GIVEN ENTRIES »

---+---

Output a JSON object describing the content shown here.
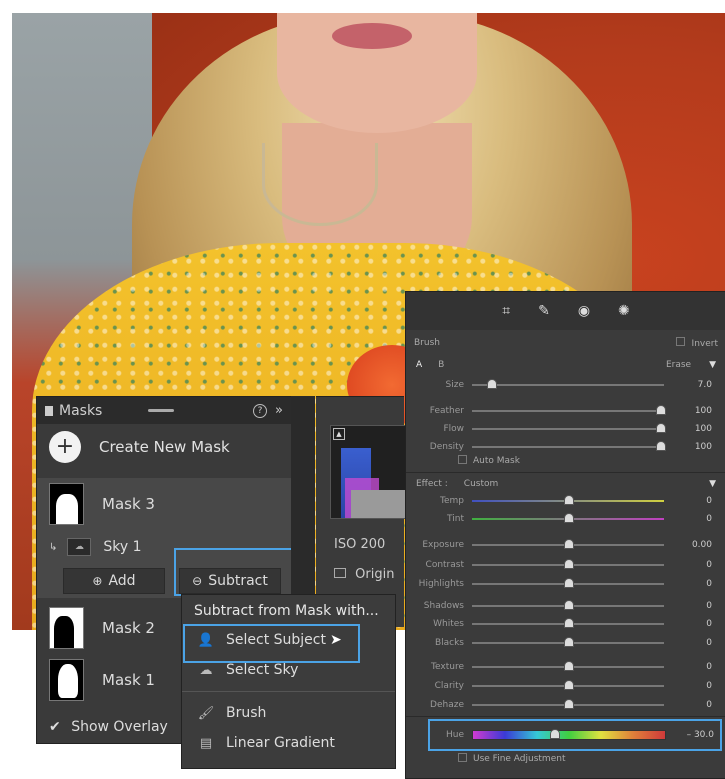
{
  "masks_panel": {
    "title": "Masks",
    "create_label": "Create New Mask",
    "items": [
      {
        "label": "Mask 3"
      },
      {
        "label": "Sky 1"
      },
      {
        "label": "Mask 2"
      },
      {
        "label": "Mask 1"
      }
    ],
    "add_label": "Add",
    "subtract_label": "Subtract",
    "show_overlay_label": "Show Overlay",
    "show_overlay_checked": true
  },
  "info": {
    "iso": "ISO 200",
    "original": "Origin"
  },
  "dropdown": {
    "title": "Subtract from Mask with...",
    "items": [
      {
        "label": "Select Subject",
        "icon": "person-icon"
      },
      {
        "label": "Select Sky",
        "icon": "sky-icon"
      },
      {
        "label": "Brush",
        "icon": "brush-icon"
      },
      {
        "label": "Linear Gradient",
        "icon": "gradient-icon"
      }
    ]
  },
  "brush_panel": {
    "brush_label": "Brush",
    "invert_label": "Invert",
    "tab_a": "A",
    "tab_b": "B",
    "erase_label": "Erase",
    "auto_mask_label": "Auto Mask",
    "effect_label": "Effect :",
    "effect_value": "Custom",
    "fine_adjustment_label": "Use Fine Adjustment",
    "brush_sliders": [
      {
        "label": "Size",
        "value": "7.0",
        "pos": 0.08
      },
      {
        "label": "Feather",
        "value": "100",
        "pos": 1.0
      },
      {
        "label": "Flow",
        "value": "100",
        "pos": 1.0
      },
      {
        "label": "Density",
        "value": "100",
        "pos": 1.0
      }
    ],
    "effect_sliders": [
      {
        "label": "Temp",
        "value": "0",
        "pos": 0.5
      },
      {
        "label": "Tint",
        "value": "0",
        "pos": 0.5
      },
      {
        "label": "Exposure",
        "value": "0.00",
        "pos": 0.5
      },
      {
        "label": "Contrast",
        "value": "0",
        "pos": 0.5
      },
      {
        "label": "Highlights",
        "value": "0",
        "pos": 0.5
      },
      {
        "label": "Shadows",
        "value": "0",
        "pos": 0.5
      },
      {
        "label": "Whites",
        "value": "0",
        "pos": 0.5
      },
      {
        "label": "Blacks",
        "value": "0",
        "pos": 0.5
      },
      {
        "label": "Texture",
        "value": "0",
        "pos": 0.5
      },
      {
        "label": "Clarity",
        "value": "0",
        "pos": 0.5
      },
      {
        "label": "Dehaze",
        "value": "0",
        "pos": 0.5
      }
    ],
    "hue": {
      "label": "Hue",
      "value": "– 30.0",
      "pos": 0.42
    }
  },
  "colors": {
    "highlight": "#4ba3e6",
    "panel": "#3a3a3a"
  }
}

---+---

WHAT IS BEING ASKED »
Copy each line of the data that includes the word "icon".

TASK RESULT »
        "icon": "person-icon"
        "icon": "sky-icon"
        "icon": "brush-icon"
        "icon": "gradient-icon"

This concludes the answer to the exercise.